Tovah, 43, couldn’t find the right guy. She’d devoted her life to her small non-profit and realized her body clock for having a baby was ticking. She made the decision, as have many single women, to have a child on her own, a procedure that is covered by health services in Israel. Nonetheless, her test results were disappointing.
“My doctor told me I have old eggs, and the chances of my conceiving are minimal,” she says. Still, she’s trying.
But what if somehow doctors could half or even reverse the aging of eggs? Hadassah Medical Organization researchers are trying.
For the last 20 to 30 years, scientists have known that changes in heterochromatin, a tightly packed form of DNA, impair oocyte maturation.
The Hadassah team found that using an antiviral drug, they could prevent this damage to the eggs. So far, their work has focused on mouse and human oocytes. The results were just published in Aging Cell.

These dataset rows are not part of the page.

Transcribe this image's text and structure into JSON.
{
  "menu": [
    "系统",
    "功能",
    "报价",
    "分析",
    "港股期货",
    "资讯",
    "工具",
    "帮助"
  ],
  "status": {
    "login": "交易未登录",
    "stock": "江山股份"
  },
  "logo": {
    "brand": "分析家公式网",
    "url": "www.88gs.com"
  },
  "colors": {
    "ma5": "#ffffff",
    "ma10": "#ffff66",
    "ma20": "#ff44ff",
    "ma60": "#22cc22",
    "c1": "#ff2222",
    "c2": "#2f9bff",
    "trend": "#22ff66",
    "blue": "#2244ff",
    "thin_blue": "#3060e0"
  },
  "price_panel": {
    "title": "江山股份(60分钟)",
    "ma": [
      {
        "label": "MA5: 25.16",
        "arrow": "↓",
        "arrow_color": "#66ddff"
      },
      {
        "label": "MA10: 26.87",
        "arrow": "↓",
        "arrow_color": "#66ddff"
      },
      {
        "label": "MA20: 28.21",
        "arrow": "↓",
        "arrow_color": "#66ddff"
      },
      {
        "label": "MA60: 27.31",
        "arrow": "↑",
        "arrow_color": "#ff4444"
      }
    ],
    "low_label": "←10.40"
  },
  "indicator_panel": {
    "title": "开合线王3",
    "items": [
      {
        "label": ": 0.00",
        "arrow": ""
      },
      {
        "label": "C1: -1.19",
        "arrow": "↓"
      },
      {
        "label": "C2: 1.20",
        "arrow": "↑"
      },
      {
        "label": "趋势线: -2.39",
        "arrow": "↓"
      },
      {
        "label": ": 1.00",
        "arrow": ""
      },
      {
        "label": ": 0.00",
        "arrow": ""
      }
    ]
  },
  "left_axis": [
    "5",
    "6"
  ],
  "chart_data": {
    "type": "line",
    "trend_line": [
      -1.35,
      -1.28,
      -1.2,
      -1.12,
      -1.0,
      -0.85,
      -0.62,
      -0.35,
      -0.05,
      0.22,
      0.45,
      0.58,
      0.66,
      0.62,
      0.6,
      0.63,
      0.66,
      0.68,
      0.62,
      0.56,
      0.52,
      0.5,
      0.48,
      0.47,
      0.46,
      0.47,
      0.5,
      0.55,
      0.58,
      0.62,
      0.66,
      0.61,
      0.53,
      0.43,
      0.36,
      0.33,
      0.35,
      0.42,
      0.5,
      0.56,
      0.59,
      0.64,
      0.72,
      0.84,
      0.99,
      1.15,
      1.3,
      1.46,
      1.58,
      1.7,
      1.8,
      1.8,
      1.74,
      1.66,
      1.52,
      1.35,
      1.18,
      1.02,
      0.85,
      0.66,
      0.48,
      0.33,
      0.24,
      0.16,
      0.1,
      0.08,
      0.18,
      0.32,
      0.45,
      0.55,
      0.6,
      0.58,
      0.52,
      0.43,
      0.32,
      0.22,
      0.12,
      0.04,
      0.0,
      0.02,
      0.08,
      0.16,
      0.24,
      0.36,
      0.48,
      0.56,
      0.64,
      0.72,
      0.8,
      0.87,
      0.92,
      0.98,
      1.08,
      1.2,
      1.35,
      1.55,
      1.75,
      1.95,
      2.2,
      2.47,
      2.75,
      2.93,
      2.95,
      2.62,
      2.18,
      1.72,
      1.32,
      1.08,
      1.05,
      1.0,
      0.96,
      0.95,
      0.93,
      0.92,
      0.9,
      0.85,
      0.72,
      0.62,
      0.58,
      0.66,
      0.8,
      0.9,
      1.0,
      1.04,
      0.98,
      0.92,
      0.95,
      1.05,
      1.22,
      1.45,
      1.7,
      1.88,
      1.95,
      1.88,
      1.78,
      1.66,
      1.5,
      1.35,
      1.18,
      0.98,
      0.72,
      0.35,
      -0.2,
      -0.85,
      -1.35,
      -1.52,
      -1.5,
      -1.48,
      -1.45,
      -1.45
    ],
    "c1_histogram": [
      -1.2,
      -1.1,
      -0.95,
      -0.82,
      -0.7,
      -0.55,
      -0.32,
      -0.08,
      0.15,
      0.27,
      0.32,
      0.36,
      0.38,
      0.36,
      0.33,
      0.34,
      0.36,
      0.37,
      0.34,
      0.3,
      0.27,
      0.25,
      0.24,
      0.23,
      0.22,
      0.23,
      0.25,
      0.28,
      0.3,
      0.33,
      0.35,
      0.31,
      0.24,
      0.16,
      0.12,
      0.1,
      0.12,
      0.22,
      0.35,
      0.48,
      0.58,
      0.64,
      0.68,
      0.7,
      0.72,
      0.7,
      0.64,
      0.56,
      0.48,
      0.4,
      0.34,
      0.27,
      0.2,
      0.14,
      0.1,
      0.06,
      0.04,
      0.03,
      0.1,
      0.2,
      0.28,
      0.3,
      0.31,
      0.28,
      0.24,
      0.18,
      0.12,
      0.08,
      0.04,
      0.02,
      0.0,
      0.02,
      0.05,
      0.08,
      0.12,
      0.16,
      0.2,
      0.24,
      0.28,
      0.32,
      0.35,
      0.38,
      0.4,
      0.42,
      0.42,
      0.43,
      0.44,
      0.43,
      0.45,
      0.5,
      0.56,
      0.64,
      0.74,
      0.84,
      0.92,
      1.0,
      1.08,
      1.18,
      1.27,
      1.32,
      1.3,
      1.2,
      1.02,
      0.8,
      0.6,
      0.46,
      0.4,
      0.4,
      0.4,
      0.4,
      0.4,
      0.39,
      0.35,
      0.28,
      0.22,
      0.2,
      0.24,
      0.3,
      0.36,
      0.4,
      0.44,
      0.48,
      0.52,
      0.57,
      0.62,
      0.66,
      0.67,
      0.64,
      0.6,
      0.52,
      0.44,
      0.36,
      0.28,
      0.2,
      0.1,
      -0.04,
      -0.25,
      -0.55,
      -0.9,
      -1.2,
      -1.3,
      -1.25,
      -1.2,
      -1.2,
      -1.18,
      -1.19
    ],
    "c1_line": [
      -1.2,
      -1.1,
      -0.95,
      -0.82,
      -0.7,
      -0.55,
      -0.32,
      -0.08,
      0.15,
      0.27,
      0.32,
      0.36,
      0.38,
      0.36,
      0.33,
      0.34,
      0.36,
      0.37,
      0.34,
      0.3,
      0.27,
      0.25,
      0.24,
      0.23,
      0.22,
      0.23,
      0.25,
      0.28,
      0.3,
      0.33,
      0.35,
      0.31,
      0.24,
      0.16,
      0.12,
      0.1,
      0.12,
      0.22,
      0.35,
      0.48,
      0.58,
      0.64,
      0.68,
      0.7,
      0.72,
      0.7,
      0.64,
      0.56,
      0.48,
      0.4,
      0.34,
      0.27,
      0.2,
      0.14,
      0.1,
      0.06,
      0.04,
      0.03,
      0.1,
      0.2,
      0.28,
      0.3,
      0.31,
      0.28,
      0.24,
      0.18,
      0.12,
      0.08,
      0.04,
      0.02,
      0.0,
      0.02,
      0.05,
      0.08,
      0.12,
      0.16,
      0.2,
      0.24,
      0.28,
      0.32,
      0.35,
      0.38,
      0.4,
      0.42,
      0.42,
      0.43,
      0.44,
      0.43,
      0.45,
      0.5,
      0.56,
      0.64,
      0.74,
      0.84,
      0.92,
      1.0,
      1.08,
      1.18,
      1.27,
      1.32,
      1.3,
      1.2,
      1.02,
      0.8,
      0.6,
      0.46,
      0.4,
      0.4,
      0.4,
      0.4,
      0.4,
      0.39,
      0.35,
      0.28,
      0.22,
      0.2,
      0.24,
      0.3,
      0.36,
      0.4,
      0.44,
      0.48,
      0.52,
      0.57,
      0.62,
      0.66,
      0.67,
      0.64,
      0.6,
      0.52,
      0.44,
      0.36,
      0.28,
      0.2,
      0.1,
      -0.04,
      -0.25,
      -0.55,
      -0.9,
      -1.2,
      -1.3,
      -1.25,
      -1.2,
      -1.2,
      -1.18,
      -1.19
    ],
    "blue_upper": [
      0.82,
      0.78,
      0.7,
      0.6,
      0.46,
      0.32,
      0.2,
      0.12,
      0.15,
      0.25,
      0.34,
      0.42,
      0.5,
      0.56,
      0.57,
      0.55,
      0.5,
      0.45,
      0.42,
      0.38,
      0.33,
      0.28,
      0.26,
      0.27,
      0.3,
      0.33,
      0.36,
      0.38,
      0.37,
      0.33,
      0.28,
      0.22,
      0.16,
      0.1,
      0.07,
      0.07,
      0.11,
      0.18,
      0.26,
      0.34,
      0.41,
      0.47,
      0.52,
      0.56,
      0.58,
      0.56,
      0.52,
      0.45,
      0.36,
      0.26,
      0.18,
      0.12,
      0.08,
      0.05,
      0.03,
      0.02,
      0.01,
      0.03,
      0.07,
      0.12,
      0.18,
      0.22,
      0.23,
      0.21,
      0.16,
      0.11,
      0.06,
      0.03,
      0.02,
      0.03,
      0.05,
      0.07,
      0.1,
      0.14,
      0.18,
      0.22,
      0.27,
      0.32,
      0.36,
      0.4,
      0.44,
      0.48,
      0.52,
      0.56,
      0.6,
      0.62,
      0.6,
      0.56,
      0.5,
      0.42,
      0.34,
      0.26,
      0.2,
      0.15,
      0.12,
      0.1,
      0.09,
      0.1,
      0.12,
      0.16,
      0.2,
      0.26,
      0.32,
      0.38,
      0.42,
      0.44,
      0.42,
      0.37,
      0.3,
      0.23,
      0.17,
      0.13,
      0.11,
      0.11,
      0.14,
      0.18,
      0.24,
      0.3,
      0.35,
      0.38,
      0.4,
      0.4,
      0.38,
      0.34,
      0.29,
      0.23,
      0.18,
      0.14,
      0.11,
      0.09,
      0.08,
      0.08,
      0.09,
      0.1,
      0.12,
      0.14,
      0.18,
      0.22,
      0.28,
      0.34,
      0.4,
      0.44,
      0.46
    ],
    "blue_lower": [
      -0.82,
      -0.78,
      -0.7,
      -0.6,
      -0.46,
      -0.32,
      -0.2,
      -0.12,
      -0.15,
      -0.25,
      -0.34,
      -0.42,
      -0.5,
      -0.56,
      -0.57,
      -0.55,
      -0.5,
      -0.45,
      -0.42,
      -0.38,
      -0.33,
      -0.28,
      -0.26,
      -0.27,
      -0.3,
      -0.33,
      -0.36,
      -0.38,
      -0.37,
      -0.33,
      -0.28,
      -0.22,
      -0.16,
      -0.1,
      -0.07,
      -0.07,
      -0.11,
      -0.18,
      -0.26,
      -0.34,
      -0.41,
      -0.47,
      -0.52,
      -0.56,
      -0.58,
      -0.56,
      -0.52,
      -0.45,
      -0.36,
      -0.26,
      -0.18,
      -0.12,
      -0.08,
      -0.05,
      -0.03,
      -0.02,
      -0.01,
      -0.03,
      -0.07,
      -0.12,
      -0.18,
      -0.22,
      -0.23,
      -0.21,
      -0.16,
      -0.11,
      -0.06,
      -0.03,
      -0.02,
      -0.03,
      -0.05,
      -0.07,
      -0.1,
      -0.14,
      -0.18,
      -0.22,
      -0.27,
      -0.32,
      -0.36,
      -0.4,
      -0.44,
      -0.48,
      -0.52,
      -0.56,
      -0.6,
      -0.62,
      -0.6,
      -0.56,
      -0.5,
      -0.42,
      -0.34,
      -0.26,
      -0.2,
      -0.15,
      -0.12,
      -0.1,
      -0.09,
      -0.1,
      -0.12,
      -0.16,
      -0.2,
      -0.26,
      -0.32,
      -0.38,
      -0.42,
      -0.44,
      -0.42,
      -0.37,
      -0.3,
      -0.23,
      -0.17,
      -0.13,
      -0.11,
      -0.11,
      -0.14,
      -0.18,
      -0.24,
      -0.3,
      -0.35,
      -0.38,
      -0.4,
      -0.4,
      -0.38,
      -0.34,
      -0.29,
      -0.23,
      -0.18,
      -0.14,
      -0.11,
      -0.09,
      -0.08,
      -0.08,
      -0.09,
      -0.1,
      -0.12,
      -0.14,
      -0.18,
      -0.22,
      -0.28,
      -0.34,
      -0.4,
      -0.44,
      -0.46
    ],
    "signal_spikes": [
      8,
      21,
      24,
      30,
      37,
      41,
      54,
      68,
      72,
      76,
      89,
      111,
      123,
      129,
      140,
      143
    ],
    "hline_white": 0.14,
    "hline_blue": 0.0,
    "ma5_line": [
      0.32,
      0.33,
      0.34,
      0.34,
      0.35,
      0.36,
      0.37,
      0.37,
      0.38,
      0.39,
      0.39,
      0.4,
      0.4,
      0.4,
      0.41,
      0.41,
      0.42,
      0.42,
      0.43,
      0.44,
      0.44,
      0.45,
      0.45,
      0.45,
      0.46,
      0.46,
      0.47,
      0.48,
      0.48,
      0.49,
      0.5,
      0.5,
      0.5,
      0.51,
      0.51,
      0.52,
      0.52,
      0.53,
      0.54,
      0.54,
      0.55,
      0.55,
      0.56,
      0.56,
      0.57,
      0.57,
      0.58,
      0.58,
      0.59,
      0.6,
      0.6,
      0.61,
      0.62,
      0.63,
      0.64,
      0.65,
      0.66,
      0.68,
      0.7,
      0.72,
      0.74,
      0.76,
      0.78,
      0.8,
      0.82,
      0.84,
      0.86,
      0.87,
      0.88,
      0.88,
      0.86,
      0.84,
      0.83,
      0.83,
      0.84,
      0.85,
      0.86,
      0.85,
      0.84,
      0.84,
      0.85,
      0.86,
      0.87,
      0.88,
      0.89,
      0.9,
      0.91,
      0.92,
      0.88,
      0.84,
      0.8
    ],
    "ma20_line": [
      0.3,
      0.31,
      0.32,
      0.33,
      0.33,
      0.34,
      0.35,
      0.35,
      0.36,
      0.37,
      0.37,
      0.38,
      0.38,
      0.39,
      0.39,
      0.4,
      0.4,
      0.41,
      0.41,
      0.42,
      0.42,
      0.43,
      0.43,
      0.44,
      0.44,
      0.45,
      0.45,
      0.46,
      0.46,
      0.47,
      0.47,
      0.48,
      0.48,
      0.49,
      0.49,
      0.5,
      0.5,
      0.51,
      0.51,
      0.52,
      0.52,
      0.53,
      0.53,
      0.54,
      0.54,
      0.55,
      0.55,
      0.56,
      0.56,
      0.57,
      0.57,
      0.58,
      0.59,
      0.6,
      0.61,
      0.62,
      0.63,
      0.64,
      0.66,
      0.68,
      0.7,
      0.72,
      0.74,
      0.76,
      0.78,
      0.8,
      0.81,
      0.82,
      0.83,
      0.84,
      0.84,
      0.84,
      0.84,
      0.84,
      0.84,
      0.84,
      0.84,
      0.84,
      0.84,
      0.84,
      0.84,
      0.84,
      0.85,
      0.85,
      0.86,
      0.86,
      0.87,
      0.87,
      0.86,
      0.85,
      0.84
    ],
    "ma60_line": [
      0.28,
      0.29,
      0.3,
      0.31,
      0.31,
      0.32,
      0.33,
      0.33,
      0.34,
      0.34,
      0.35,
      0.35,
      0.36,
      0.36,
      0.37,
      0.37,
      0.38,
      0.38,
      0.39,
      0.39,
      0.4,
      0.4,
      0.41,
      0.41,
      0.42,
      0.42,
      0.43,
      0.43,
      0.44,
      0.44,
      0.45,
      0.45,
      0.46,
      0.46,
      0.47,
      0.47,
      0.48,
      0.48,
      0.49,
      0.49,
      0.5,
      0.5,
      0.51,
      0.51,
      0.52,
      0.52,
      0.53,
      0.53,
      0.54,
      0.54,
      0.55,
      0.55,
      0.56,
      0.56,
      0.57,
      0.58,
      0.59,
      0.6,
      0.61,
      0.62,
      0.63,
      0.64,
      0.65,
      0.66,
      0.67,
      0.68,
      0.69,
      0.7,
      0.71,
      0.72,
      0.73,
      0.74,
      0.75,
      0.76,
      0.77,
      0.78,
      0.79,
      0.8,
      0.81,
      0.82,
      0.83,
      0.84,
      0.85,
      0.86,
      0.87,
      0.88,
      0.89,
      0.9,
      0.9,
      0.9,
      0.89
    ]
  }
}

Hadassah fertility chief Prof. Hananel Holzer is cautiously optimistic. “I don’t think it will be a magic drug with which a 40- or 45-year-old woman will take the medication and ‘boom,’ she is 20,” he says. “However, if found clinically useful, it will help us increase the success of fertility treatment for women at an older age.”